The storm from the night before left a lot of moisture in the canyon and we were treated to an amazing display of atmosphere. Clouds were wisping all over the Zion towers and we shot for hours. Just like that, our time in Zion was done and after packing up, we were on to Bryce Canyon, but not before exploring a bit of the east side of Zion. The east side of the park is completely different from the canyon. Rock transitions from a deep red to a light beige and the hillsides are scattered with absolutely gnarly trees, and usually, bighorn sheep too. We visited one of my favorite twisted trees near Checkerboard Mesa. More storms moving in gave us some interesting skies to work with. After capturing some great shots, we continued on to Checkerboard Mesa and continued on to Bryce Canyon National Park, our final destination for the workshop.
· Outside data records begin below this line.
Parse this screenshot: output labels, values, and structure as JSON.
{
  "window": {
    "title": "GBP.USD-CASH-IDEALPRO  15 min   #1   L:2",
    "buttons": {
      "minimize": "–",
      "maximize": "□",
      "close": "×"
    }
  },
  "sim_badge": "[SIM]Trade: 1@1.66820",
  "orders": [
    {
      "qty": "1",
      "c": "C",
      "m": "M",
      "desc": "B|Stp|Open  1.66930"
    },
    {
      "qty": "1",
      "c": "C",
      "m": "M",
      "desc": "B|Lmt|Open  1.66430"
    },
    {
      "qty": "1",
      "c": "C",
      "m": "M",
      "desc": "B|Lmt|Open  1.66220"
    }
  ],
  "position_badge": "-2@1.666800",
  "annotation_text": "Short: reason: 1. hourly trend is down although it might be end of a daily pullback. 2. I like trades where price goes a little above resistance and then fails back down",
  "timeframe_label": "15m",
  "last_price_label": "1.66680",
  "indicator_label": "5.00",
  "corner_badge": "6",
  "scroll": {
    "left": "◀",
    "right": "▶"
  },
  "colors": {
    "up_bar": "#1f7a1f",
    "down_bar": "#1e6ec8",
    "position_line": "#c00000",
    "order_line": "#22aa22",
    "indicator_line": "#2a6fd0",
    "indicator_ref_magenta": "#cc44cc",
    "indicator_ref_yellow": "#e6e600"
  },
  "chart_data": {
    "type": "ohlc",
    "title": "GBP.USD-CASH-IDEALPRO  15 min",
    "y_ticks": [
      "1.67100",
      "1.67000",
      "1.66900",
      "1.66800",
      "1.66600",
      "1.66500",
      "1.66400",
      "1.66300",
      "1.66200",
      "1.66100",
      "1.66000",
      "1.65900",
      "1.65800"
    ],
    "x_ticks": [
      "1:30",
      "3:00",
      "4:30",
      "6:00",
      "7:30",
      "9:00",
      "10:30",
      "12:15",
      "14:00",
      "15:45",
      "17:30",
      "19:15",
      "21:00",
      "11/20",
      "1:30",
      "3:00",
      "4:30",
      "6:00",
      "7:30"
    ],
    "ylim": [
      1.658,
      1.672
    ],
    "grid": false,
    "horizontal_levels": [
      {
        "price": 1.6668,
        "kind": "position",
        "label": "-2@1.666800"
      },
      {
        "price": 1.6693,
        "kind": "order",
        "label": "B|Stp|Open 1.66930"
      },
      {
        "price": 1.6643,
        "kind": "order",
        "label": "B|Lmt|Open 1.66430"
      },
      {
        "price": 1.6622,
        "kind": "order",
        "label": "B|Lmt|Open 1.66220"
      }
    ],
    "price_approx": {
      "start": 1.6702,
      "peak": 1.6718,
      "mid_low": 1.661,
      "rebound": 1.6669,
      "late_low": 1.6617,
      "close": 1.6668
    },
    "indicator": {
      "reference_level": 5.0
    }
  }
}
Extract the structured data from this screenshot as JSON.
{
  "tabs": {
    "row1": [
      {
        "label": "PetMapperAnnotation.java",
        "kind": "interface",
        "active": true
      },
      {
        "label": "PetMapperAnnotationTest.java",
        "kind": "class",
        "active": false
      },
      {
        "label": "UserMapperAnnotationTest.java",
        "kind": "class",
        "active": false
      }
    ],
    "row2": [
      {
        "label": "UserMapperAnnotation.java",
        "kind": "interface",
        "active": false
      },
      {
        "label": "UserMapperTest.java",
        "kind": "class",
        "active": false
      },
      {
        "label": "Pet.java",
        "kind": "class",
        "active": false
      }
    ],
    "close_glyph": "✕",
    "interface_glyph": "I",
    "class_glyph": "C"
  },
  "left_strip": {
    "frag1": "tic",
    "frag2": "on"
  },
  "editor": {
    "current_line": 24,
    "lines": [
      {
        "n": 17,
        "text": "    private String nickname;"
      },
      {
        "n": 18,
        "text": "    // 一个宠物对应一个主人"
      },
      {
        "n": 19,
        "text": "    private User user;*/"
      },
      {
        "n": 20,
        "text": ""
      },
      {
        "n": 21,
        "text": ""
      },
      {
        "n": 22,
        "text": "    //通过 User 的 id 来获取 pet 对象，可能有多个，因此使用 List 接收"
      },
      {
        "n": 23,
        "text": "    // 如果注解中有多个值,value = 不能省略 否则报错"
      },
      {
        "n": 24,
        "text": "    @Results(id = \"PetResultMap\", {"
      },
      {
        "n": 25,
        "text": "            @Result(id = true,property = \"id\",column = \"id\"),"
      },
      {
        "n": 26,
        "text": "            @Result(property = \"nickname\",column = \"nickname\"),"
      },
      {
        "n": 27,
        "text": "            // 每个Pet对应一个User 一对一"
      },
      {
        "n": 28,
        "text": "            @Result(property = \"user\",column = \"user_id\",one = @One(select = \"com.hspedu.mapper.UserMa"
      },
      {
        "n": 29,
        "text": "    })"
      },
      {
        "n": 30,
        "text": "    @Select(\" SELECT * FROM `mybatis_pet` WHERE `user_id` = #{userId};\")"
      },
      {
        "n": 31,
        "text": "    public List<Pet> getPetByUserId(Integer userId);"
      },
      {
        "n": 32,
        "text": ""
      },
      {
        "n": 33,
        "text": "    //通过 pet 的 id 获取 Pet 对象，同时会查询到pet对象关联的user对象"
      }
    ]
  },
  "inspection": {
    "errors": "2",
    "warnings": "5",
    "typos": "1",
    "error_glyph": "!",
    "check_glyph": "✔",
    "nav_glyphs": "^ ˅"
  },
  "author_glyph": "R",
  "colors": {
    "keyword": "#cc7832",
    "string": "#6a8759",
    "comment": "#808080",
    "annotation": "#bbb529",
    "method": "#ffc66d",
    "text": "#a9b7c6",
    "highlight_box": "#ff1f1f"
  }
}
Bryce Canyon is traditionally an incredible sunrise park. The hoodoo amphitheaters all face east and the morning glow just lights them up, not to mention you can capture some epic sun stars, too. We got to Bryce Canyon and decided to try one of the points for sunset. We actually had some decent cloud cover and the late afternoon light was really nice for photography. The light faded by sunset, along with the clouds, but we were all blown away by how unique and spectacular the hoodoos were.
I hyped up sunrise to the group and we were all excited for the morning. The forecast looked like more storms were moving in, but the storms would be on the edge of the park at sunrise, meaning potentially awesome light. We went to Sunset Point for sunrise. Read that over a few times, I know, sounds backward. Well, sure enough, we arrived early and captured the amazing pinks, reds, and yellows in the sky and then BOOM, the sun came over the ridge and we all got amazing sun stars peaking over the horizon of the canyon as it lit up the hoodoos below.
It was one of the best sunrises I have seen at Bryce. I was crossing my fingers for one more sunrise in the park. I wanted to bring the group to my second favorite sunrise spot. Unfortunately, Mother Nature had a different idea for us. A massive storm came through and we were rained out for sunset that night and snowed out for sunrise on our final morning. The storm was crazy, almost a blizzard. We all exclaimed that it felt more like we were in Canada during November as opposed to Utah in May. We instead made use of our time with post-processing work. We covered luminosity masks, focus stacking, HDR blending, Lightroom, and Photoshop.
All in all, it was a great trip. We dealt with some unseasonably wet weather, but it actually made for some great shots. We had one fantastic sunrise and a few other days with great light. We came away with quite a few shots and the canyons of Utah continue to amaze me. It’s one of my favorite regions and I would recommend putting a trip to Zion and Bryce Canyon National Park on your list.
Matt Meisenheimer is a photographer based in Wisconsin. His artistry revolves around finding unique compositions and exploring locations that few have seen. He strives to capture those brief moments of dramatic light and weather, which make our grand landscapes so special. Matt loves the process of photography – from planning trips and scouting locations, taking the shot in-field, to post-processing the final image. Matt is an active adventurer and wildlife enthusiast as well. He graduated with a degree in wildlife ecology and worked in Denali National Park and Mount Rainier National Park as a biologist. He also spent 6 months working in the deserts of Namibia before finding his path in photography. Matt’s passion for the wilderness has taken him to many beautiful places around the world. As a former university teaching assistant, Matt is passionate about instruction. It is his goal to give his students the technical and creative knowledge they need to achieve their own photographic vision. He truly enjoys working with photographers on a personal level and helping them reach their goals. You can see Matt’s work and portfolio on his webpage at www.meisphotography.com